[Opening EXERCISE MATERIAL section]

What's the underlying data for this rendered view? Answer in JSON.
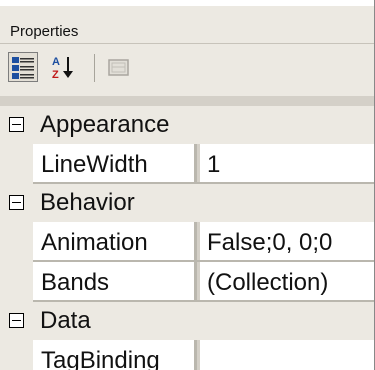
{
  "panel": {
    "title": "Properties"
  },
  "toolbar": {
    "buttons": [
      {
        "icon": "categorized-icon",
        "pressed": true
      },
      {
        "icon": "alphabetical-icon",
        "pressed": false
      },
      {
        "icon": "property-pages-icon",
        "pressed": false,
        "disabled": true
      }
    ]
  },
  "categories": [
    {
      "label": "Appearance",
      "properties": [
        {
          "name": "LineWidth",
          "value": "1"
        }
      ]
    },
    {
      "label": "Behavior",
      "properties": [
        {
          "name": "Animation",
          "value": "False;0, 0;0"
        },
        {
          "name": "Bands",
          "value": "(Collection)"
        }
      ]
    },
    {
      "label": "Data",
      "properties": [
        {
          "name": "TagBinding",
          "value": ""
        }
      ]
    }
  ]
}
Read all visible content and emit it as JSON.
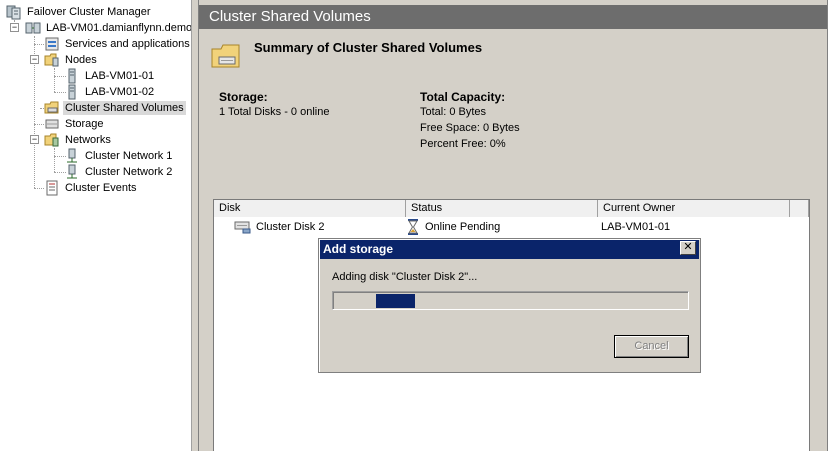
{
  "tree": {
    "root": "Failover Cluster Manager",
    "cluster": "LAB-VM01.damianflynn.demo",
    "services": "Services and applications",
    "nodes": "Nodes",
    "node1": "LAB-VM01-01",
    "node2": "LAB-VM01-02",
    "csv": "Cluster Shared Volumes",
    "storage": "Storage",
    "networks": "Networks",
    "net1": "Cluster Network 1",
    "net2": "Cluster Network 2",
    "events": "Cluster Events",
    "expand_minus": "−"
  },
  "main": {
    "header": "Cluster Shared Volumes",
    "summary_title": "Summary of Cluster Shared Volumes",
    "storage_label": "Storage:",
    "storage_value": "1 Total Disks - 0 online",
    "capacity_label": "Total Capacity:",
    "capacity_total": "Total: 0 Bytes",
    "capacity_free": "Free Space: 0 Bytes",
    "capacity_percent": "Percent Free: 0%"
  },
  "table": {
    "columns": [
      "Disk",
      "Status",
      "Current Owner"
    ],
    "rows": [
      {
        "disk": "Cluster Disk 2",
        "status": "Online Pending",
        "owner": "LAB-VM01-01"
      }
    ]
  },
  "dialog": {
    "title": "Add storage",
    "close_glyph": "✕",
    "message": "Adding disk \"Cluster Disk 2\"...",
    "progress_start": 0.12,
    "progress_end": 0.23,
    "cancel_label": "Cancel"
  },
  "colors": {
    "title_bar": "#0a246a",
    "header_bar": "#6d6d6d",
    "selection": "#d9d9d9"
  }
}
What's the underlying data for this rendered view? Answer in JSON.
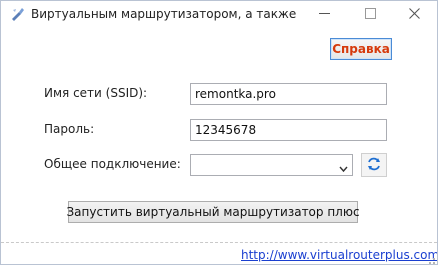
{
  "window": {
    "title": "Виртуальным маршрутизатором, а также",
    "controls": {
      "minimize": "minimize-icon",
      "maximize": "maximize-icon",
      "close": "close-icon"
    }
  },
  "toolbar": {
    "help_label": "Справка"
  },
  "form": {
    "ssid": {
      "label": "Имя сети (SSID):",
      "value": "remontka.pro"
    },
    "password": {
      "label": "Пароль:",
      "value": "12345678"
    },
    "connection": {
      "label": "Общее подключение:",
      "value": ""
    }
  },
  "actions": {
    "start_label": "Запустить виртуальный маршрутизатор плюс"
  },
  "status": {
    "link": "http://www.virtualrouterplus.com"
  },
  "colors": {
    "help_text": "#d63a0c",
    "link": "#1a3fd0",
    "accent_border": "#4a8bd6"
  }
}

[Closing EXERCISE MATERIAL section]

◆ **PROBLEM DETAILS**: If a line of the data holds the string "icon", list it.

◆ **RESPONSE TO THIS TASK**:
        "icon": "categorized-icon",
        "icon": "alphabetical-icon",
        "icon": "property-pages-icon",
      "minimize": "minimize-icon",
      "maximize": "maximize-icon",
      "close": "close-icon"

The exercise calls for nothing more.